*YOUR OBJECTIVE*.
Images do not belong in the copy; retype the rest of the entries below exactly.

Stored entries
Segment Open

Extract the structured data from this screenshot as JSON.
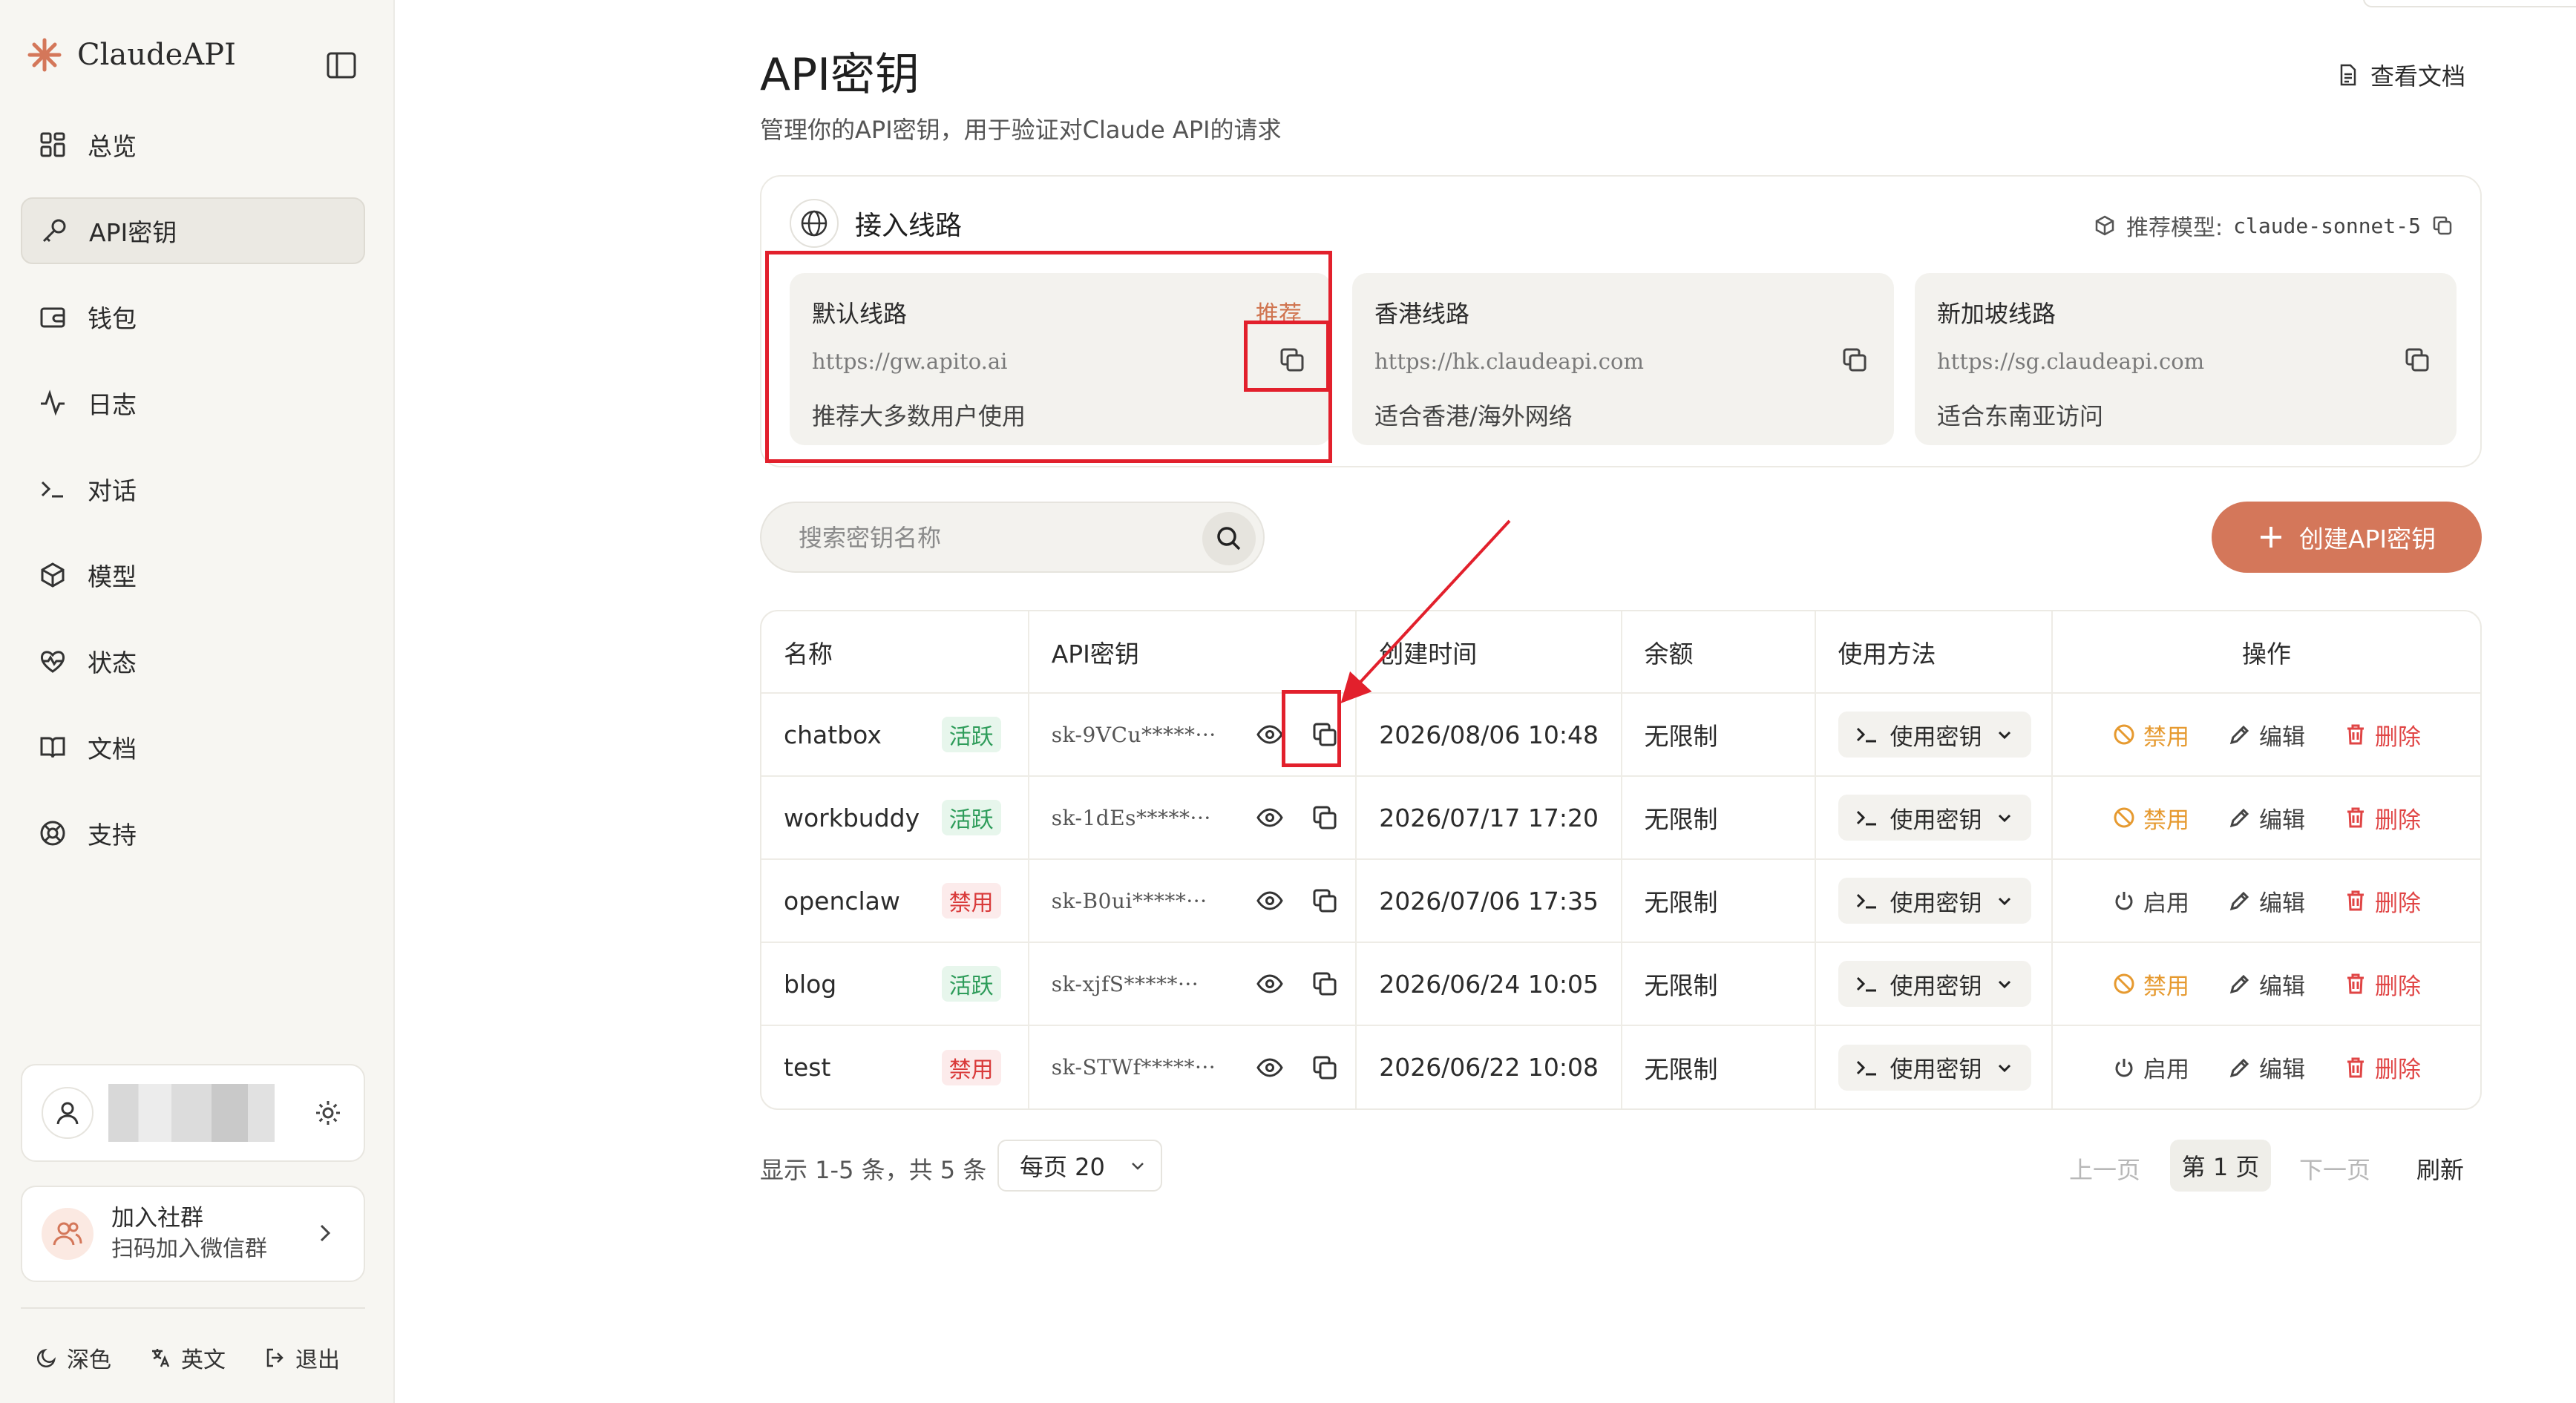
{
  "app": {
    "logo_text": "ClaudeAPI"
  },
  "sidebar": {
    "items": [
      {
        "label": "总览",
        "icon": "dashboard-icon"
      },
      {
        "label": "API密钥",
        "icon": "key-icon",
        "active": true
      },
      {
        "label": "钱包",
        "icon": "wallet-icon"
      },
      {
        "label": "日志",
        "icon": "activity-icon"
      },
      {
        "label": "对话",
        "icon": "terminal-icon"
      },
      {
        "label": "模型",
        "icon": "cube-icon"
      },
      {
        "label": "状态",
        "icon": "heart-pulse-icon"
      },
      {
        "label": "文档",
        "icon": "book-icon"
      },
      {
        "label": "支持",
        "icon": "lifebuoy-icon"
      }
    ],
    "community": {
      "title": "加入社群",
      "subtitle": "扫码加入微信群"
    },
    "footer": {
      "theme": "深色",
      "language": "英文",
      "logout": "退出"
    }
  },
  "page": {
    "title": "API密钥",
    "subtitle": "管理你的API密钥，用于验证对Claude API的请求",
    "docs_label": "查看文档"
  },
  "routes": {
    "title": "接入线路",
    "recommend_label": "推荐模型:",
    "recommend_model": "claude-sonnet-5",
    "items": [
      {
        "name": "默认线路",
        "badge": "推荐",
        "url": "https://gw.apito.ai",
        "desc": "推荐大多数用户使用"
      },
      {
        "name": "香港线路",
        "badge": "",
        "url": "https://hk.claudeapi.com",
        "desc": "适合香港/海外网络"
      },
      {
        "name": "新加坡线路",
        "badge": "",
        "url": "https://sg.claudeapi.com",
        "desc": "适合东南亚访问"
      }
    ]
  },
  "search": {
    "placeholder": "搜索密钥名称"
  },
  "create_label": "创建API密钥",
  "table": {
    "headers": {
      "name": "名称",
      "key": "API密钥",
      "created": "创建时间",
      "balance": "余额",
      "usage": "使用方法",
      "actions": "操作"
    },
    "usage_label": "使用密钥",
    "edit_label": "编辑",
    "delete_label": "删除",
    "rows": [
      {
        "name": "chatbox",
        "status": "活跃",
        "key": "sk-9VCu*****···",
        "created": "2026/08/06 10:48",
        "balance": "无限制",
        "toggle": "禁用"
      },
      {
        "name": "workbuddy",
        "status": "活跃",
        "key": "sk-1dEs*****···",
        "created": "2026/07/17 17:20",
        "balance": "无限制",
        "toggle": "禁用"
      },
      {
        "name": "openclaw",
        "status": "禁用",
        "key": "sk-B0ui*****···",
        "created": "2026/07/06 17:35",
        "balance": "无限制",
        "toggle": "启用"
      },
      {
        "name": "blog",
        "status": "活跃",
        "key": "sk-xjfS*****···",
        "created": "2026/06/24 10:05",
        "balance": "无限制",
        "toggle": "禁用"
      },
      {
        "name": "test",
        "status": "禁用",
        "key": "sk-STWf*****···",
        "created": "2026/06/22 10:08",
        "balance": "无限制",
        "toggle": "启用"
      }
    ]
  },
  "pagination": {
    "info": "显示 1-5 条，共 5 条",
    "page_size": "每页 20",
    "prev": "上一页",
    "current": "第 1 页",
    "next": "下一页",
    "refresh": "刷新"
  },
  "colors": {
    "accent": "#d4775a",
    "highlight": "#e2202c",
    "active": "#2e9c5a",
    "banned": "#d93a3a",
    "warn": "#e69a30"
  }
}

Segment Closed

*ANSWER BELOW*.
Extract the structured data from this screenshot as JSON.
{
  "app": {
    "logo_text": "ClaudeAPI"
  },
  "sidebar": {
    "items": [
      {
        "label": "总览",
        "icon": "dashboard-icon"
      },
      {
        "label": "API密钥",
        "icon": "key-icon",
        "active": true
      },
      {
        "label": "钱包",
        "icon": "wallet-icon"
      },
      {
        "label": "日志",
        "icon": "activity-icon"
      },
      {
        "label": "对话",
        "icon": "terminal-icon"
      },
      {
        "label": "模型",
        "icon": "cube-icon"
      },
      {
        "label": "状态",
        "icon": "heart-pulse-icon"
      },
      {
        "label": "文档",
        "icon": "book-icon"
      },
      {
        "label": "支持",
        "icon": "lifebuoy-icon"
      }
    ],
    "community": {
      "title": "加入社群",
      "subtitle": "扫码加入微信群"
    },
    "footer": {
      "theme": "深色",
      "language": "英文",
      "logout": "退出"
    }
  },
  "page": {
    "title": "API密钥",
    "subtitle": "管理你的API密钥，用于验证对Claude API的请求",
    "docs_label": "查看文档"
  },
  "routes": {
    "title": "接入线路",
    "recommend_label": "推荐模型:",
    "recommend_model": "claude-sonnet-5",
    "items": [
      {
        "name": "默认线路",
        "badge": "推荐",
        "url": "https://gw.apito.ai",
        "desc": "推荐大多数用户使用"
      },
      {
        "name": "香港线路",
        "badge": "",
        "url": "https://hk.claudeapi.com",
        "desc": "适合香港/海外网络"
      },
      {
        "name": "新加坡线路",
        "badge": "",
        "url": "https://sg.claudeapi.com",
        "desc": "适合东南亚访问"
      }
    ]
  },
  "search": {
    "placeholder": "搜索密钥名称"
  },
  "create_label": "创建API密钥",
  "table": {
    "headers": {
      "name": "名称",
      "key": "API密钥",
      "created": "创建时间",
      "balance": "余额",
      "usage": "使用方法",
      "actions": "操作"
    },
    "usage_label": "使用密钥",
    "edit_label": "编辑",
    "delete_label": "删除",
    "rows": [
      {
        "name": "chatbox",
        "status": "活跃",
        "key": "sk-9VCu*****···",
        "created": "2026/08/06 10:48",
        "balance": "无限制",
        "toggle": "禁用"
      },
      {
        "name": "workbuddy",
        "status": "活跃",
        "key": "sk-1dEs*****···",
        "created": "2026/07/17 17:20",
        "balance": "无限制",
        "toggle": "禁用"
      },
      {
        "name": "openclaw",
        "status": "禁用",
        "key": "sk-B0ui*****···",
        "created": "2026/07/06 17:35",
        "balance": "无限制",
        "toggle": "启用"
      },
      {
        "name": "blog",
        "status": "活跃",
        "key": "sk-xjfS*****···",
        "created": "2026/06/24 10:05",
        "balance": "无限制",
        "toggle": "禁用"
      },
      {
        "name": "test",
        "status": "禁用",
        "key": "sk-STWf*****···",
        "created": "2026/06/22 10:08",
        "balance": "无限制",
        "toggle": "启用"
      }
    ]
  },
  "pagination": {
    "info": "显示 1-5 条，共 5 条",
    "page_size": "每页 20",
    "prev": "上一页",
    "current": "第 1 页",
    "next": "下一页",
    "refresh": "刷新"
  },
  "colors": {
    "accent": "#d4775a",
    "highlight": "#e2202c",
    "active": "#2e9c5a",
    "banned": "#d93a3a",
    "warn": "#e69a30"
  }
}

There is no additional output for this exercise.